A curmudgeonly financier, his self-absorbed adult children, a couple of pragmatic and clever hotel workers, tons of money and influence, a wild local lad, some smitten girls, the film business, mix into a classic Christie plot filled with twists, turns, and double-backs galore. Plus the glorious settings of A Great House, a fancy Hotel, and an excessively genteel little village, and let's not forget Miss Marple...
I read this book for the Terror in a Small Town square of my 2018 Halloween Bingo card.
Another Miss Marple mystery, which Dame Agatha crafted carefully to deceive the reader. One mystery author quoted on the cover claims that no matter what twisty thing you think up, you soon find that Christie did it first. This is why she is still the Queen.
Miss Marple knows human nature—she’s an observant woman who has lived in a small village all of her life and has taken note of the goings on. She’s been an employer too, having hired and fired maids and other assistants over the years. There’s nothing like job interviews to teach you about paying attention to details of human behaviour.

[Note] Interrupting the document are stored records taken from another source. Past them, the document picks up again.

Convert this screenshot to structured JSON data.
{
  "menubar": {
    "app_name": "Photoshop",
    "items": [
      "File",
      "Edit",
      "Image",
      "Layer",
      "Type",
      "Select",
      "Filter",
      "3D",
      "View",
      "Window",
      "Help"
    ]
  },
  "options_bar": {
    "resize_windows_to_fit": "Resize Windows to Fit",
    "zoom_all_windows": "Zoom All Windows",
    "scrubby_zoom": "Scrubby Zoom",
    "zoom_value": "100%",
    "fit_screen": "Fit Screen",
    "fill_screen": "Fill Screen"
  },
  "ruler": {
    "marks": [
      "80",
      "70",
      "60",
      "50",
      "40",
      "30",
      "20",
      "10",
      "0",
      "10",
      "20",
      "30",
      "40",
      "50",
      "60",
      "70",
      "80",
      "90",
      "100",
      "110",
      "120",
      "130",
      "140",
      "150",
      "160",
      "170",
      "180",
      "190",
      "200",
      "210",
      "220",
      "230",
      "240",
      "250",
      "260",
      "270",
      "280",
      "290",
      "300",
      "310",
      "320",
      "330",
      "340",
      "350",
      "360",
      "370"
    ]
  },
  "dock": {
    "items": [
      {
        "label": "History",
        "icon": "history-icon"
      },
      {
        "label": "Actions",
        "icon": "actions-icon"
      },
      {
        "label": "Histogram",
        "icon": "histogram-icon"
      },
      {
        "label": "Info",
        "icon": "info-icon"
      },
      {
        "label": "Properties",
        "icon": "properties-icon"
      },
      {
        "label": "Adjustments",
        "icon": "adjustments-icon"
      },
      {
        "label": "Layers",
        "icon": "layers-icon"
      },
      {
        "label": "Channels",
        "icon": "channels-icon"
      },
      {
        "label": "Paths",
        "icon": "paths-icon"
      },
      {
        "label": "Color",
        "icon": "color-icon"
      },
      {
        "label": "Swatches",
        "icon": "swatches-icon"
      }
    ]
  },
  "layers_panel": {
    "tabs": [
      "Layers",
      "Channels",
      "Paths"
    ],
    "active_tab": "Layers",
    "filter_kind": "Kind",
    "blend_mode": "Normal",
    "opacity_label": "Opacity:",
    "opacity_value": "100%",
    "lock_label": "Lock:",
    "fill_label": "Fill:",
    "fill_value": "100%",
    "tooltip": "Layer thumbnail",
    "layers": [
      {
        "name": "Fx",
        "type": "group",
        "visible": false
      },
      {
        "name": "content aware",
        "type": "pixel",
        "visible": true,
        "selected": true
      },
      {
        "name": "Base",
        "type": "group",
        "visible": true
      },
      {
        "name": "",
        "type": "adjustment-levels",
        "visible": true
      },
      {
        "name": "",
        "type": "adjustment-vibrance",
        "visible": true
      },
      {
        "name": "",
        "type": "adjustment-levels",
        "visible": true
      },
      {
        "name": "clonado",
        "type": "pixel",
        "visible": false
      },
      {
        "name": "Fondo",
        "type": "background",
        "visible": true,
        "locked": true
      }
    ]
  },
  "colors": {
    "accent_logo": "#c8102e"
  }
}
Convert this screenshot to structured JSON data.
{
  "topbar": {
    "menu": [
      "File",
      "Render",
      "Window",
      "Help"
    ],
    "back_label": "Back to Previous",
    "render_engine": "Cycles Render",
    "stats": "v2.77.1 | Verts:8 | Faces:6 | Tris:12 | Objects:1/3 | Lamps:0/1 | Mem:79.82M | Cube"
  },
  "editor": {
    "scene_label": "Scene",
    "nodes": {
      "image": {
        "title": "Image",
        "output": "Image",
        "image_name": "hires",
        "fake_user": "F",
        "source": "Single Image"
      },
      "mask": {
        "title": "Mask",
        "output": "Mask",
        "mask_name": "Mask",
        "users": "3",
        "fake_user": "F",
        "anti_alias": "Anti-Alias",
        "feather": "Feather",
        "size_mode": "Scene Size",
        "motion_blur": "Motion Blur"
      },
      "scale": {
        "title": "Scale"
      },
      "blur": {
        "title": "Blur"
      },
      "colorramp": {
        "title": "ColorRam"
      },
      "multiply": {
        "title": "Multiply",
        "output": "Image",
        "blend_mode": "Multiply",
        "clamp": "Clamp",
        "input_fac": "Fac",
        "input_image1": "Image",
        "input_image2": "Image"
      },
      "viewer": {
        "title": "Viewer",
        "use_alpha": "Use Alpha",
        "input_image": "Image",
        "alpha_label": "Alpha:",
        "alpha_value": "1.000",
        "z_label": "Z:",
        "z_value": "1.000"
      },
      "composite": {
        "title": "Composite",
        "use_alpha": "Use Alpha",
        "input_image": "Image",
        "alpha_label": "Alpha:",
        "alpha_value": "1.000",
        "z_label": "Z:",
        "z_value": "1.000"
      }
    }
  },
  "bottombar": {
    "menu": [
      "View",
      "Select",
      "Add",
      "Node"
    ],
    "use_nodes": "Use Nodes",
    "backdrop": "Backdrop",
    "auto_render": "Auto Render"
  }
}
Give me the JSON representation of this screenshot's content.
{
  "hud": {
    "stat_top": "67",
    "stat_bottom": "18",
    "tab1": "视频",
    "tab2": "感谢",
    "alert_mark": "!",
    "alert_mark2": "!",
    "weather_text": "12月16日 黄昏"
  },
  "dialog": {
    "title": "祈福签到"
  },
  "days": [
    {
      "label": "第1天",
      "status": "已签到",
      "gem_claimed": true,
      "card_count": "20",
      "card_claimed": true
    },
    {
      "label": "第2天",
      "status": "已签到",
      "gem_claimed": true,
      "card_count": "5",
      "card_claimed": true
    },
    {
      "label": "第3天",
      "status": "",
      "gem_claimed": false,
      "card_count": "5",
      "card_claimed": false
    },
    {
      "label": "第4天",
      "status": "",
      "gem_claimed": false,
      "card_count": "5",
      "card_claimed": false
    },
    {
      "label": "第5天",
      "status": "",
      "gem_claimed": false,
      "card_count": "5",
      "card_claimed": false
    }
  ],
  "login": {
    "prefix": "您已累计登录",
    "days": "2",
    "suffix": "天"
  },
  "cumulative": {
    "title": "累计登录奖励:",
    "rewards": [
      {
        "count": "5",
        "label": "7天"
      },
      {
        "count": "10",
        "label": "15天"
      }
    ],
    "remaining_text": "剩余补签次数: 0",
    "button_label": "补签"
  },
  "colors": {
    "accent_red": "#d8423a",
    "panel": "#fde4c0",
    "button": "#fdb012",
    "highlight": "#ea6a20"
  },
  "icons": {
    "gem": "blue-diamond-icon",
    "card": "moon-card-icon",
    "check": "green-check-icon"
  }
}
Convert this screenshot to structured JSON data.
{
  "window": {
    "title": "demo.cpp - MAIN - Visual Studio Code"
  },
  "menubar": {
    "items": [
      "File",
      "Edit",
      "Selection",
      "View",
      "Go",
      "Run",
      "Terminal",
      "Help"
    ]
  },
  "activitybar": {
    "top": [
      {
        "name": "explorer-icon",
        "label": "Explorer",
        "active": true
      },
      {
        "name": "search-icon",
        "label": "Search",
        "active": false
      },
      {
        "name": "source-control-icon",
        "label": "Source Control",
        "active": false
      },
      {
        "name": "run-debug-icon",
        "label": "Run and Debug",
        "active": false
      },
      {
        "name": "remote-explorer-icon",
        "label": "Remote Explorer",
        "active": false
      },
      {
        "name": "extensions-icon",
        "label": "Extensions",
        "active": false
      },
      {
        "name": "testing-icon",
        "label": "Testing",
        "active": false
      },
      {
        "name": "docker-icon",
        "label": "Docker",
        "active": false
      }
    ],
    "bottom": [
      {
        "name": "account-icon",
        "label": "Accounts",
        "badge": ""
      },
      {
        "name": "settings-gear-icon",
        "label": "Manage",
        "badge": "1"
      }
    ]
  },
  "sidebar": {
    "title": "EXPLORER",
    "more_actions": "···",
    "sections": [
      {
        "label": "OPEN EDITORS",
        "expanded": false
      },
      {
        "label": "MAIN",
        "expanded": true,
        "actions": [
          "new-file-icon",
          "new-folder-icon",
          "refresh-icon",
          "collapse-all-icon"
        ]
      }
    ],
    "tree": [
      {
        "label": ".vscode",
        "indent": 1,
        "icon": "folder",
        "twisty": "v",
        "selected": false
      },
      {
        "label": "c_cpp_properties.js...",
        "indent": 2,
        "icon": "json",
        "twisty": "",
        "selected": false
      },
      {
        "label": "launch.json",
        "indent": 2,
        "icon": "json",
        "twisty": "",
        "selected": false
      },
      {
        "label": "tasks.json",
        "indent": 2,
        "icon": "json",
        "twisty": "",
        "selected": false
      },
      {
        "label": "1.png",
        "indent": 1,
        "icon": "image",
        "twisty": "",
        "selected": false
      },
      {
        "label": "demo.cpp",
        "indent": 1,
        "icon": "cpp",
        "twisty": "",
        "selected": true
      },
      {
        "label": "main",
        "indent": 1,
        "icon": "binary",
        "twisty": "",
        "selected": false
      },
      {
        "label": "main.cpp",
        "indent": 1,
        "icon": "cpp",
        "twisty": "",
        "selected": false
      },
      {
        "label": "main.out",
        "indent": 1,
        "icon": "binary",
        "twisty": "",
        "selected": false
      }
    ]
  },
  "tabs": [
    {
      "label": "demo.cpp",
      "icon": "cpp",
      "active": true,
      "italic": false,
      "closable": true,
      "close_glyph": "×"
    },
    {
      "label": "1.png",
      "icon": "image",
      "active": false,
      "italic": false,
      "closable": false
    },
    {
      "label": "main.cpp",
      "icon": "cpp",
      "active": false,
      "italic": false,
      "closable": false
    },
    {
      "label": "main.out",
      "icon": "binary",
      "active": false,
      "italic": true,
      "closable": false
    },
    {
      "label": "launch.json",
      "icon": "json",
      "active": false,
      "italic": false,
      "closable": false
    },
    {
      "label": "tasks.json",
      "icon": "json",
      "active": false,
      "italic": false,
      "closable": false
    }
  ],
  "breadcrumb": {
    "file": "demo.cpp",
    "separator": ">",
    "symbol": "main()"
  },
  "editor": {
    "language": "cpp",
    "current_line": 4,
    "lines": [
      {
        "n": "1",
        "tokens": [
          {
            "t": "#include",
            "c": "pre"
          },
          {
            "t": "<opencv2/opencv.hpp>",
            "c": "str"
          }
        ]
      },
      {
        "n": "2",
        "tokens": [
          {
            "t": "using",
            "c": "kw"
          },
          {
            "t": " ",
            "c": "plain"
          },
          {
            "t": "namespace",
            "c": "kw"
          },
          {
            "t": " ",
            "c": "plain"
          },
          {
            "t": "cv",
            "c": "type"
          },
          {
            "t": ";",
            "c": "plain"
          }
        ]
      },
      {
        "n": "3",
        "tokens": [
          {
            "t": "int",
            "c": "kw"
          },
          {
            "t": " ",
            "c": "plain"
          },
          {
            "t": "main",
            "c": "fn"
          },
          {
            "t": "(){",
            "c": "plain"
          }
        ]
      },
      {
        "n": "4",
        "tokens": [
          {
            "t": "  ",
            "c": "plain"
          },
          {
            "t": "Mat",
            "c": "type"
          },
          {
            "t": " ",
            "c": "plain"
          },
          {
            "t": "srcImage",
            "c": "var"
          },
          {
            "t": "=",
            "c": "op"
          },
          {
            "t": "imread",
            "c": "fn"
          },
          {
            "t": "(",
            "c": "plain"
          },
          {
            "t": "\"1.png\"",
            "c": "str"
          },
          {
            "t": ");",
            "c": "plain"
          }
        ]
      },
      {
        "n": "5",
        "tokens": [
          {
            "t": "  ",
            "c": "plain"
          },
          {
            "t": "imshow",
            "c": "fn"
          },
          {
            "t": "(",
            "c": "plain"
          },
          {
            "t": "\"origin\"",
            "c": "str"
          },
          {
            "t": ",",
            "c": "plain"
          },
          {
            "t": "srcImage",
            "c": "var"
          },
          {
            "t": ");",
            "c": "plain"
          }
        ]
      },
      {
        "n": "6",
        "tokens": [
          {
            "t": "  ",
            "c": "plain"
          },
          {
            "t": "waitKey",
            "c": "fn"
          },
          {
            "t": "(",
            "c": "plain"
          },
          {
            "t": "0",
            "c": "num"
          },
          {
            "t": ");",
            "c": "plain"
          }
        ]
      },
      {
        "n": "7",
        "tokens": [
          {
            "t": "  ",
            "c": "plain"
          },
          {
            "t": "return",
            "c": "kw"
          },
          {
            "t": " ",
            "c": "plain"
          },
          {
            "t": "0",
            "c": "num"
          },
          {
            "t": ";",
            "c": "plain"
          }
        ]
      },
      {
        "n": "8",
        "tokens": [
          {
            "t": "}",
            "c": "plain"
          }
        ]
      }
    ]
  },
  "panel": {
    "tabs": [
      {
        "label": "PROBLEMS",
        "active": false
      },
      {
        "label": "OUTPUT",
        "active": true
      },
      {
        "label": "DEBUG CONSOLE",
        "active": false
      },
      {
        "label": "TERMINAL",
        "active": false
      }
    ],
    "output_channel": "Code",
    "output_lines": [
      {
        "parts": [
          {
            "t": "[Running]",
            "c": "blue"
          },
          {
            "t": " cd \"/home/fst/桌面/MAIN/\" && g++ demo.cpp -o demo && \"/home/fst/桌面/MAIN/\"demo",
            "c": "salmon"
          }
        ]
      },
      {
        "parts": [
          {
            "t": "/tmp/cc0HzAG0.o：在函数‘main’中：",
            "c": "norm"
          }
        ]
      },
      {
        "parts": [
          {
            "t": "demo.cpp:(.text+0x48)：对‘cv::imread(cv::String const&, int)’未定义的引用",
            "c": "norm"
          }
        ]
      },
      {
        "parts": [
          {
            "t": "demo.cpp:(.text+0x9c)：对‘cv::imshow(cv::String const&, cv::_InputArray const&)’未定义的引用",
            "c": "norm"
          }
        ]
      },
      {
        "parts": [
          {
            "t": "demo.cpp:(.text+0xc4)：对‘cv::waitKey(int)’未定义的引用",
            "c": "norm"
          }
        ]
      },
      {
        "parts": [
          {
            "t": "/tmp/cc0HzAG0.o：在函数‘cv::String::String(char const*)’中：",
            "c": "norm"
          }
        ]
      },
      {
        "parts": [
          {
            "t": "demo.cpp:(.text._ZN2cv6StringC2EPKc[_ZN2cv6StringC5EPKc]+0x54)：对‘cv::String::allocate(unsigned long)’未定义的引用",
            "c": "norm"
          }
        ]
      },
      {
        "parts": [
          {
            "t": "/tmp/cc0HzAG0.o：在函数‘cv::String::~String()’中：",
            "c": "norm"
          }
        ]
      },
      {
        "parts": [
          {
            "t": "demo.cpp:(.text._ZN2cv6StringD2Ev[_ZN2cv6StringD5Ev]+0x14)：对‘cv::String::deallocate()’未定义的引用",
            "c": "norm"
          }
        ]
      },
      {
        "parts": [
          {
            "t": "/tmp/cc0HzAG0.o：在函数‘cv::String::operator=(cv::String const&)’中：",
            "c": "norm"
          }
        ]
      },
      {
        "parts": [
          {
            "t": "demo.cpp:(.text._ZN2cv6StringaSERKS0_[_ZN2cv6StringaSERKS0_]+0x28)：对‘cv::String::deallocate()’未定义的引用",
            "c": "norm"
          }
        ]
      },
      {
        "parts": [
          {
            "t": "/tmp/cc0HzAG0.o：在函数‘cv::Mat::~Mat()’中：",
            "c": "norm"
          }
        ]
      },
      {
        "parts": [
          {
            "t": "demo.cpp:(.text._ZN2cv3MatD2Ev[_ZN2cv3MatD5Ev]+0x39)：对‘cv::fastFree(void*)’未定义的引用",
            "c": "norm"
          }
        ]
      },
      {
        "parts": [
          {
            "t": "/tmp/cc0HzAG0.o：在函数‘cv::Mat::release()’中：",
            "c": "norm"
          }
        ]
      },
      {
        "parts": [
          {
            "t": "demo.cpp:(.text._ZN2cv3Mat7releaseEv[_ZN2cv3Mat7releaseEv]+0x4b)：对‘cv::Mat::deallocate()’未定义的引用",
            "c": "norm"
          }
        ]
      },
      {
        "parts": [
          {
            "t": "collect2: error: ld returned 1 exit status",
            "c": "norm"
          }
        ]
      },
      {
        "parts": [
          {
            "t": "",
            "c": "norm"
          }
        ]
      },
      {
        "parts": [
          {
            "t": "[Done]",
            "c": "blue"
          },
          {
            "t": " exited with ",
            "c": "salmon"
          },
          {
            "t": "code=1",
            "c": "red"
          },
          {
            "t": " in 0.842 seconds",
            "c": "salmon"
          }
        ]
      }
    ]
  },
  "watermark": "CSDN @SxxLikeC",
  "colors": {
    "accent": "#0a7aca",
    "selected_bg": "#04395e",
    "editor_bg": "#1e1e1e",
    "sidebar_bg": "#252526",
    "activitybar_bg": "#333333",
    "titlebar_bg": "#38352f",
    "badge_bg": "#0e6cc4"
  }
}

I loved Dolly Bantry, who states that if a murder is going to be committed in her house, she’s going to enjoy it. She summons Jane Marple and they begin their investigations by bullying a young copper into letting them have a good look at the body. A reminder of how strong class differences still were at this point in history. Inspector Slack is obviously on the forefront of the change in respect for the gentry and is viewed with some distaste by his boss, Colonel Melchett, as a result.
I had to laugh when one of the young men in this story bragged about having autographs from Dorothy Sayers and Agatha Christie! I enjoy the work of both of these women and I don’t blame him for his excitement.
So was is Colonel Bantry in the library with a rope? No need to play the game of Clue to find out, just enjoy this compact little mystery. It is a fabulous way to spend an evening.